TASK GOAL:
The answer must be an exact restatement of all the data.

--- SUPPLIED DATA Enclosed Below ---

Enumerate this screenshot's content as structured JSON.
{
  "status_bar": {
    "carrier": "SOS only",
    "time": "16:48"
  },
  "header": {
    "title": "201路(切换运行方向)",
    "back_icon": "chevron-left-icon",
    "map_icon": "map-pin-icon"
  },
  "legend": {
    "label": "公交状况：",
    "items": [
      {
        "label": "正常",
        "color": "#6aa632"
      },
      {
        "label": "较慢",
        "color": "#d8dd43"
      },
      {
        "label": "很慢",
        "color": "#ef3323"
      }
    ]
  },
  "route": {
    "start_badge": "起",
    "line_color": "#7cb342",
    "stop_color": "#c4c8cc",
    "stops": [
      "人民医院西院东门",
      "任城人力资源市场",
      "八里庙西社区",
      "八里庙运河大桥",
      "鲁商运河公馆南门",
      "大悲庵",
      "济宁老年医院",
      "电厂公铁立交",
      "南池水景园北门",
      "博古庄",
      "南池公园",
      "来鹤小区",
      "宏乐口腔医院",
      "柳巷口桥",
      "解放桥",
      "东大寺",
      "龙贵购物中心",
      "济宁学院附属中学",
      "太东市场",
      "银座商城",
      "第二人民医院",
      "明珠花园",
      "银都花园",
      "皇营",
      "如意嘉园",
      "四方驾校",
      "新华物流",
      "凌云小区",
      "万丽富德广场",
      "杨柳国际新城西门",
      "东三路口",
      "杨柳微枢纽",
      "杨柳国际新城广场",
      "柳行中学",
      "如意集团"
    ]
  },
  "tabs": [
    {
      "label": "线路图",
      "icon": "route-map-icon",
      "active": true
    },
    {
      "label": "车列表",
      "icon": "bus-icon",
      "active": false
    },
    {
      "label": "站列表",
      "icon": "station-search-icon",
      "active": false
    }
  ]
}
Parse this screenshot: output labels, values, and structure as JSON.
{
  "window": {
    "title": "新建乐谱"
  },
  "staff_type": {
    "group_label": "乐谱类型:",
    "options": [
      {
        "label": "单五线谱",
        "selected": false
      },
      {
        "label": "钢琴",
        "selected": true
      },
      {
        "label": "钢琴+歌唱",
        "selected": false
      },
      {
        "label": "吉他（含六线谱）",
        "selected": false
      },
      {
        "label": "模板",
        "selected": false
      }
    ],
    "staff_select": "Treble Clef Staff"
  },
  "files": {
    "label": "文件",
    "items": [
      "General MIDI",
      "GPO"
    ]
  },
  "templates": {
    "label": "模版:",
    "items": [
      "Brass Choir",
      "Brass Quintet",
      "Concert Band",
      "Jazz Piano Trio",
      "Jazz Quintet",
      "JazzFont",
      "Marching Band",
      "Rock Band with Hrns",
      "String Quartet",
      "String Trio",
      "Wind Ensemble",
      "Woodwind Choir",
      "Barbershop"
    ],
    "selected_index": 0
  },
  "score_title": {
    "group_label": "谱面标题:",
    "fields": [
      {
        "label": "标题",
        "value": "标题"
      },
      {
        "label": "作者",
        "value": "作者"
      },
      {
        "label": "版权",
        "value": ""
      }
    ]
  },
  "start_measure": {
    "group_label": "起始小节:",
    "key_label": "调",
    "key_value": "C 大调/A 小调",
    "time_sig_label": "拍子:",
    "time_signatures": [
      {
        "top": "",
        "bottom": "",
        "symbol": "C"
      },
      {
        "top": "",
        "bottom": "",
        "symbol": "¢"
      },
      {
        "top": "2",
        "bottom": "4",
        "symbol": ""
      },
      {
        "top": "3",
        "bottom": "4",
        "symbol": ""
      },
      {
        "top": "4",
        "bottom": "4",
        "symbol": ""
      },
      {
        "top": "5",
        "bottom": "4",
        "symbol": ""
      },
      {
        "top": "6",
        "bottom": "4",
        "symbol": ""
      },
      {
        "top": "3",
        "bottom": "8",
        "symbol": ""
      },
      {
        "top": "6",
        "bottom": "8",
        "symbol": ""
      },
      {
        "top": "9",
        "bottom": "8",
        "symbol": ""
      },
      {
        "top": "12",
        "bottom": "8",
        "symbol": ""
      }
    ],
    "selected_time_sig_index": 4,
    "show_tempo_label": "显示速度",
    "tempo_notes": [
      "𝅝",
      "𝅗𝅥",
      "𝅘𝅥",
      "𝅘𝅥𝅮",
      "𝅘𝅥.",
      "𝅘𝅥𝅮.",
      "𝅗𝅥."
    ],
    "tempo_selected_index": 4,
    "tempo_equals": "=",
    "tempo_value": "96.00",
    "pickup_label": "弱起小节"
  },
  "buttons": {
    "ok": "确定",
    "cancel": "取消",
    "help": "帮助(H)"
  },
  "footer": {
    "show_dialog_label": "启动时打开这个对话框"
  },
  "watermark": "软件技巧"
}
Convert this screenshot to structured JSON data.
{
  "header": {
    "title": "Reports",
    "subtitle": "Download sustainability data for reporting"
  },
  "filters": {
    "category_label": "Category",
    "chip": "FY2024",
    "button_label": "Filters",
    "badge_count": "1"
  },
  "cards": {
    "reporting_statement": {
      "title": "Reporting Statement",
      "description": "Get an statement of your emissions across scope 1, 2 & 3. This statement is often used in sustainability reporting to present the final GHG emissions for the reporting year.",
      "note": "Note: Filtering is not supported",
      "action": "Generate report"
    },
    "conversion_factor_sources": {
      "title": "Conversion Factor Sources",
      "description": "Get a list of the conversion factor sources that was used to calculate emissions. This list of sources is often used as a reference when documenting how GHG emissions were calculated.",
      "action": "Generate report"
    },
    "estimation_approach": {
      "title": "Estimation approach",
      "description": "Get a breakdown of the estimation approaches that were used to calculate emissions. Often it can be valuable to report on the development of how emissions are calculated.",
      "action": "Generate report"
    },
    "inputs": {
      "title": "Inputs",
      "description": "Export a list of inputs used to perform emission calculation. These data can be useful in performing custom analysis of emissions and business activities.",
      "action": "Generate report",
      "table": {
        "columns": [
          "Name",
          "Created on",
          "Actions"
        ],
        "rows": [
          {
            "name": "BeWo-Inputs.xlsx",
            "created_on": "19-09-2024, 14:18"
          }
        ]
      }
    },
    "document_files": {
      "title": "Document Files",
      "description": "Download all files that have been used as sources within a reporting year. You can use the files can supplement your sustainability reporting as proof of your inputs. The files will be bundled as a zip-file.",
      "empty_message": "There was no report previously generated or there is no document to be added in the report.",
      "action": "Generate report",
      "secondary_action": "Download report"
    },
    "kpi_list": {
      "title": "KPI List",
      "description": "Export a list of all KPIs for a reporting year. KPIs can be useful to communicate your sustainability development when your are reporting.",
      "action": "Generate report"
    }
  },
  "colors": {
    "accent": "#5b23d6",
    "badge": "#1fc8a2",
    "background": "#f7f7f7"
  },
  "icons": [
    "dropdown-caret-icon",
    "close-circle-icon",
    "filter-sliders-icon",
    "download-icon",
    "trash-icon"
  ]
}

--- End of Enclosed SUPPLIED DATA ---

TASK ANSWER:
Enumerate this screenshot's content as structured JSON.
{
  "status_bar": {
    "carrier": "SOS only",
    "time": "16:48"
  },
  "header": {
    "title": "201路(切换运行方向)",
    "back_icon": "chevron-left-icon",
    "map_icon": "map-pin-icon"
  },
  "legend": {
    "label": "公交状况：",
    "items": [
      {
        "label": "正常",
        "color": "#6aa632"
      },
      {
        "label": "较慢",
        "color": "#d8dd43"
      },
      {
        "label": "很慢",
        "color": "#ef3323"
      }
    ]
  },
  "route": {
    "start_badge": "起",
    "line_color": "#7cb342",
    "stop_color": "#c4c8cc",
    "stops": [
      "人民医院西院东门",
      "任城人力资源市场",
      "八里庙西社区",
      "八里庙运河大桥",
      "鲁商运河公馆南门",
      "大悲庵",
      "济宁老年医院",
      "电厂公铁立交",
      "南池水景园北门",
      "博古庄",
      "南池公园",
      "来鹤小区",
      "宏乐口腔医院",
      "柳巷口桥",
      "解放桥",
      "东大寺",
      "龙贵购物中心",
      "济宁学院附属中学",
      "太东市场",
      "银座商城",
      "第二人民医院",
      "明珠花园",
      "银都花园",
      "皇营",
      "如意嘉园",
      "四方驾校",
      "新华物流",
      "凌云小区",
      "万丽富德广场",
      "杨柳国际新城西门",
      "东三路口",
      "杨柳微枢纽",
      "杨柳国际新城广场",
      "柳行中学",
      "如意集团"
    ]
  },
  "tabs": [
    {
      "label": "线路图",
      "icon": "route-map-icon",
      "active": true
    },
    {
      "label": "车列表",
      "icon": "bus-icon",
      "active": false
    },
    {
      "label": "站列表",
      "icon": "station-search-icon",
      "active": false
    }
  ]
}
Parse this screenshot: output labels, values, and structure as JSON.
{
  "window": {
    "title": "新建乐谱"
  },
  "staff_type": {
    "group_label": "乐谱类型:",
    "options": [
      {
        "label": "单五线谱",
        "selected": false
      },
      {
        "label": "钢琴",
        "selected": true
      },
      {
        "label": "钢琴+歌唱",
        "selected": false
      },
      {
        "label": "吉他（含六线谱）",
        "selected": false
      },
      {
        "label": "模板",
        "selected": false
      }
    ],
    "staff_select": "Treble Clef Staff"
  },
  "files": {
    "label": "文件",
    "items": [
      "General MIDI",
      "GPO"
    ]
  },
  "templates": {
    "label": "模版:",
    "items": [
      "Brass Choir",
      "Brass Quintet",
      "Concert Band",
      "Jazz Piano Trio",
      "Jazz Quintet",
      "JazzFont",
      "Marching Band",
      "Rock Band with Hrns",
      "String Quartet",
      "String Trio",
      "Wind Ensemble",
      "Woodwind Choir",
      "Barbershop"
    ],
    "selected_index": 0
  },
  "score_title": {
    "group_label": "谱面标题:",
    "fields": [
      {
        "label": "标题",
        "value": "标题"
      },
      {
        "label": "作者",
        "value": "作者"
      },
      {
        "label": "版权",
        "value": ""
      }
    ]
  },
  "start_measure": {
    "group_label": "起始小节:",
    "key_label": "调",
    "key_value": "C 大调/A 小调",
    "time_sig_label": "拍子:",
    "time_signatures": [
      {
        "top": "",
        "bottom": "",
        "symbol": "C"
      },
      {
        "top": "",
        "bottom": "",
        "symbol": "¢"
      },
      {
        "top": "2",
        "bottom": "4",
        "symbol": ""
      },
      {
        "top": "3",
        "bottom": "4",
        "symbol": ""
      },
      {
        "top": "4",
        "bottom": "4",
        "symbol": ""
      },
      {
        "top": "5",
        "bottom": "4",
        "symbol": ""
      },
      {
        "top": "6",
        "bottom": "4",
        "symbol": ""
      },
      {
        "top": "3",
        "bottom": "8",
        "symbol": ""
      },
      {
        "top": "6",
        "bottom": "8",
        "symbol": ""
      },
      {
        "top": "9",
        "bottom": "8",
        "symbol": ""
      },
      {
        "top": "12",
        "bottom": "8",
        "symbol": ""
      }
    ],
    "selected_time_sig_index": 4,
    "show_tempo_label": "显示速度",
    "tempo_notes": [
      "𝅝",
      "𝅗𝅥",
      "𝅘𝅥",
      "𝅘𝅥𝅮",
      "𝅘𝅥.",
      "𝅘𝅥𝅮.",
      "𝅗𝅥."
    ],
    "tempo_selected_index": 4,
    "tempo_equals": "=",
    "tempo_value": "96.00",
    "pickup_label": "弱起小节"
  },
  "buttons": {
    "ok": "确定",
    "cancel": "取消",
    "help": "帮助(H)"
  },
  "footer": {
    "show_dialog_label": "启动时打开这个对话框"
  },
  "watermark": "软件技巧"
}
Convert this screenshot to structured JSON data.
{
  "header": {
    "title": "Reports",
    "subtitle": "Download sustainability data for reporting"
  },
  "filters": {
    "category_label": "Category",
    "chip": "FY2024",
    "button_label": "Filters",
    "badge_count": "1"
  },
  "cards": {
    "reporting_statement": {
      "title": "Reporting Statement",
      "description": "Get an statement of your emissions across scope 1, 2 & 3. This statement is often used in sustainability reporting to present the final GHG emissions for the reporting year.",
      "note": "Note: Filtering is not supported",
      "action": "Generate report"
    },
    "conversion_factor_sources": {
      "title": "Conversion Factor Sources",
      "description": "Get a list of the conversion factor sources that was used to calculate emissions. This list of sources is often used as a reference when documenting how GHG emissions were calculated.",
      "action": "Generate report"
    },
    "estimation_approach": {
      "title": "Estimation approach",
      "description": "Get a breakdown of the estimation approaches that were used to calculate emissions. Often it can be valuable to report on the development of how emissions are calculated.",
      "action": "Generate report"
    },
    "inputs": {
      "title": "Inputs",
      "description": "Export a list of inputs used to perform emission calculation. These data can be useful in performing custom analysis of emissions and business activities.",
      "action": "Generate report",
      "table": {
        "columns": [
          "Name",
          "Created on",
          "Actions"
        ],
        "rows": [
          {
            "name": "BeWo-Inputs.xlsx",
            "created_on": "19-09-2024, 14:18"
          }
        ]
      }
    },
    "document_files": {
      "title": "Document Files",
      "description": "Download all files that have been used as sources within a reporting year. You can use the files can supplement your sustainability reporting as proof of your inputs. The files will be bundled as a zip-file.",
      "empty_message": "There was no report previously generated or there is no document to be added in the report.",
      "action": "Generate report",
      "secondary_action": "Download report"
    },
    "kpi_list": {
      "title": "KPI List",
      "description": "Export a list of all KPIs for a reporting year. KPIs can be useful to communicate your sustainability development when your are reporting.",
      "action": "Generate report"
    }
  },
  "colors": {
    "accent": "#5b23d6",
    "badge": "#1fc8a2",
    "background": "#f7f7f7"
  },
  "icons": [
    "dropdown-caret-icon",
    "close-circle-icon",
    "filter-sliders-icon",
    "download-icon",
    "trash-icon"
  ]
}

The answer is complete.